## [PROMPT]
Your output should be the line with "Serialize everything readable" plus all following lines to the end of the records, exactly as written and nothing more.
++++ DATASET EXTRACT
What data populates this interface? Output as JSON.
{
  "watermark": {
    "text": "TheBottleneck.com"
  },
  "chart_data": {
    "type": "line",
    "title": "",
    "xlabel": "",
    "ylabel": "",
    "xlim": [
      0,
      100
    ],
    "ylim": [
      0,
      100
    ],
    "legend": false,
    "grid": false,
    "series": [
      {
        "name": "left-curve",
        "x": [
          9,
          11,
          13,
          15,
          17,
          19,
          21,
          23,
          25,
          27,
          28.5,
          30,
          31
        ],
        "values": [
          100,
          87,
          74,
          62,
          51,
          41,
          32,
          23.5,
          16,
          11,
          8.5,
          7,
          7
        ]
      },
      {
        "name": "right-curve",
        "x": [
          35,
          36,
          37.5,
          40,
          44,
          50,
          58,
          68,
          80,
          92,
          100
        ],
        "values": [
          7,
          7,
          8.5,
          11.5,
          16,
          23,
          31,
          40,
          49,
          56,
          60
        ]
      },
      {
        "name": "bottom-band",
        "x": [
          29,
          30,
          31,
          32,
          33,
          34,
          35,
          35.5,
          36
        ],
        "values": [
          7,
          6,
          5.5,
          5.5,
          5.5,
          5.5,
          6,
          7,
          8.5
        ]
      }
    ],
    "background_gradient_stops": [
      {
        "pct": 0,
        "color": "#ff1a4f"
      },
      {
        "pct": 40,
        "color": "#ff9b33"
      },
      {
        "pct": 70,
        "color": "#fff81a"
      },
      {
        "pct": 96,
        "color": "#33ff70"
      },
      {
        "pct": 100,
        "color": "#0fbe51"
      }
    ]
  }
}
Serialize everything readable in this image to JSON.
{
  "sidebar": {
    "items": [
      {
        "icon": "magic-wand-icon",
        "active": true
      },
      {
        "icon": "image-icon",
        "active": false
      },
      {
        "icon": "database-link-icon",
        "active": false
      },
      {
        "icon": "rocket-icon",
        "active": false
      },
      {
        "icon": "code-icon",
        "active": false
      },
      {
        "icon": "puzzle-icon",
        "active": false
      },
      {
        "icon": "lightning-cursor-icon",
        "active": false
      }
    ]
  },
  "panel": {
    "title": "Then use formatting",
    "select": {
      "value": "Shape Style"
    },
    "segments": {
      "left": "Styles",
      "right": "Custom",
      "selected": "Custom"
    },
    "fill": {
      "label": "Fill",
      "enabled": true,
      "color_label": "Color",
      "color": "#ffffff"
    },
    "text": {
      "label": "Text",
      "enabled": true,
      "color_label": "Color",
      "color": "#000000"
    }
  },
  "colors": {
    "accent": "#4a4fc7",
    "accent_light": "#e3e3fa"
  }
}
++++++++
## [RESULT]
Serialize everything readable in this image to JSON.
{
  "sidebar": {
    "items": [
      {
        "icon": "magic-wand-icon",
        "active": true
      },
      {
        "icon": "image-icon",
        "active": false
      },
      {
        "icon": "database-link-icon",
        "active": false
      },
      {
        "icon": "rocket-icon",
        "active": false
      },
      {
        "icon": "code-icon",
        "active": false
      },
      {
        "icon": "puzzle-icon",
        "active": false
      },
      {
        "icon": "lightning-cursor-icon",
        "active": false
      }
    ]
  },
  "panel": {
    "title": "Then use formatting",
    "select": {
      "value": "Shape Style"
    },
    "segments": {
      "left": "Styles",
      "right": "Custom",
      "selected": "Custom"
    },
    "fill": {
      "label": "Fill",
      "enabled": true,
      "color_label": "Color",
      "color": "#ffffff"
    },
    "text": {
      "label": "Text",
      "enabled": true,
      "color_label": "Color",
      "color": "#000000"
    }
  },
  "colors": {
    "accent": "#4a4fc7",
    "accent_light": "#e3e3fa"
  }
}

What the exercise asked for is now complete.